Thursday, November 20, 2014
November Musings by Annalisa Russo
I take the back roads to work. In the Midwest, back roads wind lazily through extensive corn fields, and at this time of year, are reminiscent of Children of the Corn—solid walls of corn on either side of a two lane country road. Spooky. Then the next day—POOF! A muscular machine sits in the middle of a shorn field, and you can see so far the curvature of the earth is evident.
Such is the day today as I travel to work wearing my wool coat for the first time and watching gray clouds hang heavy overhead – snow, maybe?

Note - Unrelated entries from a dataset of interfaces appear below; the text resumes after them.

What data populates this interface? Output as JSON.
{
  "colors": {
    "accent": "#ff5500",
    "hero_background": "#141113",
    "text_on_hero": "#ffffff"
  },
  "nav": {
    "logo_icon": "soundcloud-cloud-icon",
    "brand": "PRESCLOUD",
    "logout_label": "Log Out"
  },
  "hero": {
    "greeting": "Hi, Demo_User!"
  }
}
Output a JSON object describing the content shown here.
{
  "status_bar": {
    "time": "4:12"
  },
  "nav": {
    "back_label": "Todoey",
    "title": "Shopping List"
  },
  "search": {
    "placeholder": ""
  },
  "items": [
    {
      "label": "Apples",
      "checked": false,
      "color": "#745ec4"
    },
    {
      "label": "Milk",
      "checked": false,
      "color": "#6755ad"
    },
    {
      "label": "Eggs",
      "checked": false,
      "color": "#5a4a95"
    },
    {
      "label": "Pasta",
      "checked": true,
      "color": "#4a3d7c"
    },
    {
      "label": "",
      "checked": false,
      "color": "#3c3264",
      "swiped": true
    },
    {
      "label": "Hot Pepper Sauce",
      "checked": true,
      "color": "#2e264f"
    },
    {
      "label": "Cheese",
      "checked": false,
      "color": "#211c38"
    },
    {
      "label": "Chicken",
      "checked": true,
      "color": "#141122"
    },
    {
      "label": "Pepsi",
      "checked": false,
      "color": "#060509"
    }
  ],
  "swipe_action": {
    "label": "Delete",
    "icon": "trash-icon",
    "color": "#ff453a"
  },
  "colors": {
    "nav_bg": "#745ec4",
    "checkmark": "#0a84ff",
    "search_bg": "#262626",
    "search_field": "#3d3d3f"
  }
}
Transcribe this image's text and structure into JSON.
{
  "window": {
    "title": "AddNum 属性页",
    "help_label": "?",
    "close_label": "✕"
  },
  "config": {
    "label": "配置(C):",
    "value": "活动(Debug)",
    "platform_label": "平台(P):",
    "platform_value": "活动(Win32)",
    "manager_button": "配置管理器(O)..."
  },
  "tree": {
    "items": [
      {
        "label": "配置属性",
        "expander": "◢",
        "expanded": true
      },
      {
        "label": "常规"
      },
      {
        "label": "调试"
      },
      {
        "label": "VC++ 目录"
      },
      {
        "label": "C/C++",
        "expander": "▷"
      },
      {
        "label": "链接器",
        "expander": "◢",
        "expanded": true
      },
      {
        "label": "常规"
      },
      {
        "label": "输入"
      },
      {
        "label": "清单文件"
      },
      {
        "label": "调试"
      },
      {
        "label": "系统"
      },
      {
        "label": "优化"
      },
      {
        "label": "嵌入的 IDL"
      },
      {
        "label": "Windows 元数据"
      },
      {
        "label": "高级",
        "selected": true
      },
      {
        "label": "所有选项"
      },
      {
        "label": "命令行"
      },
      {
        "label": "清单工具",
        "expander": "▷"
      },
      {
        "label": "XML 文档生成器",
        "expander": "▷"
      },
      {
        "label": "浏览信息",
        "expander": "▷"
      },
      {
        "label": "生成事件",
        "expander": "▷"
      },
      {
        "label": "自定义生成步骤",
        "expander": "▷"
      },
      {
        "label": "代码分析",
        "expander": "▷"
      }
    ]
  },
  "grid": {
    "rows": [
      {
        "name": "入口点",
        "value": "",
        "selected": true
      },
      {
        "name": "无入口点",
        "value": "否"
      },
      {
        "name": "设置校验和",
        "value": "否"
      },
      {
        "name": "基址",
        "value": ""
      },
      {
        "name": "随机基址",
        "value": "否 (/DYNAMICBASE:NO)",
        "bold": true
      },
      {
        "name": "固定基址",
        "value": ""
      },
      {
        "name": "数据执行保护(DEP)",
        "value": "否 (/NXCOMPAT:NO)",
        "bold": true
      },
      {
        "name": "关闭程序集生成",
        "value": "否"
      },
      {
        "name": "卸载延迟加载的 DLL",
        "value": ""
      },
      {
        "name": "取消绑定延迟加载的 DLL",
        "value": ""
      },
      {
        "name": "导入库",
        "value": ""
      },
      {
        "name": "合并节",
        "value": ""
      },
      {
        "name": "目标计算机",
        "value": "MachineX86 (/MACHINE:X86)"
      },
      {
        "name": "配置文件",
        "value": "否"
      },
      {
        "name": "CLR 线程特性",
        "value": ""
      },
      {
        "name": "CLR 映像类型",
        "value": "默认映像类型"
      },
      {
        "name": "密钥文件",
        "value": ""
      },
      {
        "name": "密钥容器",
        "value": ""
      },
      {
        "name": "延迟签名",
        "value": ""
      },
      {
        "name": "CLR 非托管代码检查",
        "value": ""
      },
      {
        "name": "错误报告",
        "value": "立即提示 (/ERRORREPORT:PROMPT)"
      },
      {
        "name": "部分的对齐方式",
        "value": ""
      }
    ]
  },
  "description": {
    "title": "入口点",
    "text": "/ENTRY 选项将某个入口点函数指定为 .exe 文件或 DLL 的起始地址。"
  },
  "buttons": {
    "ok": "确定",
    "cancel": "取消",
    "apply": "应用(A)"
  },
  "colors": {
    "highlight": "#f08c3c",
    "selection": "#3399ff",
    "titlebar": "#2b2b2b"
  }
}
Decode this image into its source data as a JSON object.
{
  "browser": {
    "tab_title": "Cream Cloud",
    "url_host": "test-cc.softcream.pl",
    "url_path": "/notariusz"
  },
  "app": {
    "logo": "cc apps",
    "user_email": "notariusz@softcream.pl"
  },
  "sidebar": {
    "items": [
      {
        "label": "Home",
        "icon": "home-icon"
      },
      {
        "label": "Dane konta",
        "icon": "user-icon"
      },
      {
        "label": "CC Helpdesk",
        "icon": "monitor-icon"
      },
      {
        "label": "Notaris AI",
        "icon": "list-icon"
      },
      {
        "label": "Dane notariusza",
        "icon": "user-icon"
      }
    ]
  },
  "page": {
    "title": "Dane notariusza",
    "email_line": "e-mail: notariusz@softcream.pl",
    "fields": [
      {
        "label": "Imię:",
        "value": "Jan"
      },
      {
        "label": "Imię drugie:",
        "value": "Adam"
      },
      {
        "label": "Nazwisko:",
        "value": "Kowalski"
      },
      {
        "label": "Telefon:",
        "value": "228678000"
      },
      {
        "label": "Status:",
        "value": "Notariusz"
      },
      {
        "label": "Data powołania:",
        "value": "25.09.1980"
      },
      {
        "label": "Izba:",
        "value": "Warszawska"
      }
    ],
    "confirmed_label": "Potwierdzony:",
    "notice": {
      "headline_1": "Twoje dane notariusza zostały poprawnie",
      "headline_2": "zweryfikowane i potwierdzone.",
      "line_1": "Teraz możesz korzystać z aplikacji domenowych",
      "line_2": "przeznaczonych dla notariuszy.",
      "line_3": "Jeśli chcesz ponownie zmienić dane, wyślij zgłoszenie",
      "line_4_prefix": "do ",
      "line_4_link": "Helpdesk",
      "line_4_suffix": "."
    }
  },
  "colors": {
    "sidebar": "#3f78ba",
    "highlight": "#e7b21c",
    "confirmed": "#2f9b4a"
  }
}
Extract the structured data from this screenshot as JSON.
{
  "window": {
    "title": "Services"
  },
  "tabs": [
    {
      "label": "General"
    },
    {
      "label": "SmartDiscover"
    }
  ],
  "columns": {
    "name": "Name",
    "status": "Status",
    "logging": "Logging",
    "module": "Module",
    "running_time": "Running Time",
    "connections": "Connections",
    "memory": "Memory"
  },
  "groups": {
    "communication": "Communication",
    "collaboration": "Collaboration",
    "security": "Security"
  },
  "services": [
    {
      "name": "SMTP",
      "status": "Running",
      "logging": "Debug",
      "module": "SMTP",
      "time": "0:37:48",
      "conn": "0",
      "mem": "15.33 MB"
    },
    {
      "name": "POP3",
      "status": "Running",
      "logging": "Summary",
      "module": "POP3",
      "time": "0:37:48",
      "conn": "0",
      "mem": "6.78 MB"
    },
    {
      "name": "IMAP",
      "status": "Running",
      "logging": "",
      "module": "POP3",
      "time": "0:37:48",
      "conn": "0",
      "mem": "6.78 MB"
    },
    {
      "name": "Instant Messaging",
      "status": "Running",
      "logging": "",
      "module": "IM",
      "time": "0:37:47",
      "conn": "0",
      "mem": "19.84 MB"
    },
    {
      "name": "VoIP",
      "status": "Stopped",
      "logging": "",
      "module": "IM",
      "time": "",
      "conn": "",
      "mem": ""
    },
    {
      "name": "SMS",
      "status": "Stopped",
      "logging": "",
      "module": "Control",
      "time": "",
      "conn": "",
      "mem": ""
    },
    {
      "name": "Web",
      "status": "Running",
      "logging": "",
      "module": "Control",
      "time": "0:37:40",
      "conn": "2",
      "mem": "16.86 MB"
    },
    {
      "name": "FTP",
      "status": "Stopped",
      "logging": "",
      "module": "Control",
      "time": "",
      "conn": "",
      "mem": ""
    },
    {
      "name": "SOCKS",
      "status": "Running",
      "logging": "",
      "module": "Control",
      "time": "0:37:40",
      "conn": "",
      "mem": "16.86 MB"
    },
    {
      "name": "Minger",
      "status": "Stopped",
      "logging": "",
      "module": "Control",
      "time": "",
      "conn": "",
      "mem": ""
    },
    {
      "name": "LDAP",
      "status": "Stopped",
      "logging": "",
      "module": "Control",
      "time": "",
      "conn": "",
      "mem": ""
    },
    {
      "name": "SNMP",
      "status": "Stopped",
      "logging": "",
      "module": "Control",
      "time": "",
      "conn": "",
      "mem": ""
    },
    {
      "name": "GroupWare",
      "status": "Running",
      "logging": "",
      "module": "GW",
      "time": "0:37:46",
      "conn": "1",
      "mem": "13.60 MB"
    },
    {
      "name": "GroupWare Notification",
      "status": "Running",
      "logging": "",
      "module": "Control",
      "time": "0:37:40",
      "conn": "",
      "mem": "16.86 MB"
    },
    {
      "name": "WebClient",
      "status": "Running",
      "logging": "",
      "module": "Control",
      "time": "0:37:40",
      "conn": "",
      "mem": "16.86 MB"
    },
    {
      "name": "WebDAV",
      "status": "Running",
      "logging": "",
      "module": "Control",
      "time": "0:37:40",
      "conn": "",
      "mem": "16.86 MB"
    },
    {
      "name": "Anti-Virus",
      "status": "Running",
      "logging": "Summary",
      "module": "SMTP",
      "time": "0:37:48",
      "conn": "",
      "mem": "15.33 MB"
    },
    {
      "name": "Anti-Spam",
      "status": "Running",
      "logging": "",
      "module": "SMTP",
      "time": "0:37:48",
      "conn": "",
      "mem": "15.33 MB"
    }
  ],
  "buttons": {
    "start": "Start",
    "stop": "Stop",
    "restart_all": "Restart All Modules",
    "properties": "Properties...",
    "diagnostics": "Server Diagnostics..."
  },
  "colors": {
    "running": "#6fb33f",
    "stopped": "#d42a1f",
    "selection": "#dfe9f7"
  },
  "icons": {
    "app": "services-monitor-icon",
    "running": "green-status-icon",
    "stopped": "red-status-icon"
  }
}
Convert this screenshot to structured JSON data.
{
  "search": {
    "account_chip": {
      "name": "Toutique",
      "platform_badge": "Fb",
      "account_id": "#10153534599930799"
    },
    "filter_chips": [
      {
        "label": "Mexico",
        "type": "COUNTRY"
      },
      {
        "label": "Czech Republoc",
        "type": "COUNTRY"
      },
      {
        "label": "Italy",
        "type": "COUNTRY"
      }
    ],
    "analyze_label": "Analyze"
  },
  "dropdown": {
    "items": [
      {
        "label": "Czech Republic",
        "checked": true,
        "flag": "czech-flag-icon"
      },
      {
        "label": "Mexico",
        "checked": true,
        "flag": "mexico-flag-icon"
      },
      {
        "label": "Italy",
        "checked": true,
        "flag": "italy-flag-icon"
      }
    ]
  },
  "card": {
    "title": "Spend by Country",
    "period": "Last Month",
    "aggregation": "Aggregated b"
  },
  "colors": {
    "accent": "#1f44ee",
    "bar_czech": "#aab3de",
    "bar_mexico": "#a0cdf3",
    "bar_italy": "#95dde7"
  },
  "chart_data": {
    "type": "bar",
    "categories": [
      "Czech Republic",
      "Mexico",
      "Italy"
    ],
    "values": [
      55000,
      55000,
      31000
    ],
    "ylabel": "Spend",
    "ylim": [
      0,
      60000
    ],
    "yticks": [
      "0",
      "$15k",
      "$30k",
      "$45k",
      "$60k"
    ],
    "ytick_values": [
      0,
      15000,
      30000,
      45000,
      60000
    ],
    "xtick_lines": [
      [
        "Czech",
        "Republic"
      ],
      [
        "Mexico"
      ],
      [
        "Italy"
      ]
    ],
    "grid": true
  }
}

I think over the weekend I’ll complete the task that most Midwesterners perform this time of year— switch their closets from breezy, summer wear and replace it with winter clothing. I’ll turn back my clock on Saturday for Daylight Saving time. I don’t exactly know why it’s still necessary to change the clocks back an hour, though driving to work in the daylight will be a nice change until 4:30 rolls around, and it is already getting dark.
I think about the effect these seasonal changes have in my life and realize I am anticipating something, like the promise of spring after a brutal winter, or the soothing temperatures of fall after a sizzling summer. And now, as the Bradford pear trees stand proudly in front of my house in an amazing burnt red and the sugar maple next door compliments it with a brilliant yellow, I think of the holidays that are soon to follow—only twenty-seven days to be exact, until Thanksgiving with Christmas just around the corner.
For a period of five years, I lived on the gulf side of Florida. I remember driving over a bridge one day and noticing a sign pinned to it announcing the Thanksgiving Day parade, only four days away! It snuck up while I was looking the other way. How did that happen?
Not so in the Midwest as nature always signals the alarm—the bounty of autumn gardens, cooling temperatures, and bare trees. The chill in the air that stirs an innate Midwestern hunger for comfort food in thick stews, creamy soups, fresh baked bread, and fragrant casseroles bubbling over in the oven. Time to drag out traditional Thanksgiving recipes and make my grocery list—turkey with Nonna’s bread stuffing, Aunt Gloria’s pumpkin pies, my grandfather’s roasted chestnuts, myriad
vegetables, and always two versions of potatoes, mashed and sweet, all eaten, if we are lucky, overlooking a yard with a fresh blanket of snow to carry us through Christmas.
So, as I write this blog, I make a note to remember these things when it is time to write about the Cavelli family’s Thanksgiving feast and celebration. I take a moment to remember my own life’s bounty.